RAW DATA:

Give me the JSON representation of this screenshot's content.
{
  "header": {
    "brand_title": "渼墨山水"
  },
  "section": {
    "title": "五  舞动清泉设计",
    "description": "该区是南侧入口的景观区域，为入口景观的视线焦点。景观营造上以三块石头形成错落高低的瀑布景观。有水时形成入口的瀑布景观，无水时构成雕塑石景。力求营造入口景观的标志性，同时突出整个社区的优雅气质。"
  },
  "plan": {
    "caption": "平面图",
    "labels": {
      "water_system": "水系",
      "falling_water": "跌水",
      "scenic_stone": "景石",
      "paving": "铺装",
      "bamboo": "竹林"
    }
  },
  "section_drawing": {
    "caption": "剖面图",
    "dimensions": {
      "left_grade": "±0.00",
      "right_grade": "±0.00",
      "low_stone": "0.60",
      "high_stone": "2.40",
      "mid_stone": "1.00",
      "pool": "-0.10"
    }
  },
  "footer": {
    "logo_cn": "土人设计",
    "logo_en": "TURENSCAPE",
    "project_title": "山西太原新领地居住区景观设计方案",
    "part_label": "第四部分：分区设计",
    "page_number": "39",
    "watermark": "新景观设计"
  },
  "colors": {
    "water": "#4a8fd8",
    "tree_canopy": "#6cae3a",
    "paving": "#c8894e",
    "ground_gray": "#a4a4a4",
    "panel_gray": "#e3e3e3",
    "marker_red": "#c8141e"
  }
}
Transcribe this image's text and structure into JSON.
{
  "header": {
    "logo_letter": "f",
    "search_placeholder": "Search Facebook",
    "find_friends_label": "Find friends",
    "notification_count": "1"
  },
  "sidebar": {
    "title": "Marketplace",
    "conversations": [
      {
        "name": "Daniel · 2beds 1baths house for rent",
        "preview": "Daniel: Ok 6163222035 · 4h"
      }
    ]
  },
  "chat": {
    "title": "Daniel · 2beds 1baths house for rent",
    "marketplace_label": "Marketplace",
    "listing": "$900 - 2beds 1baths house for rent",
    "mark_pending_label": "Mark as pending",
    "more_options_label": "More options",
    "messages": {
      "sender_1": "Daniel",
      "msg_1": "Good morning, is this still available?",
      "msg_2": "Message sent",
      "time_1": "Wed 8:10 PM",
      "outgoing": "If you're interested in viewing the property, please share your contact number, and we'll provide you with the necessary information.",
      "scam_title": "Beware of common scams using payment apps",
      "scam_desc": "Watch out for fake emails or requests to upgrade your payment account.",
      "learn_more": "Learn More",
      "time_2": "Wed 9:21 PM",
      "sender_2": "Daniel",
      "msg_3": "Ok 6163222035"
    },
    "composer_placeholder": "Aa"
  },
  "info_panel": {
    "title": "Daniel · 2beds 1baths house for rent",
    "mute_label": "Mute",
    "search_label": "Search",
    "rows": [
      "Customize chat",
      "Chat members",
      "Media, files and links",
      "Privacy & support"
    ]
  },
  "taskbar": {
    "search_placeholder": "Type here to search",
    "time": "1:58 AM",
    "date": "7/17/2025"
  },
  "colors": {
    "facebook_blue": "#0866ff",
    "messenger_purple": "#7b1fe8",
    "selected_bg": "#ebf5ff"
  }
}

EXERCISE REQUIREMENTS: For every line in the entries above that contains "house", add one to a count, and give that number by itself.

WRITTEN SOLUTION: 4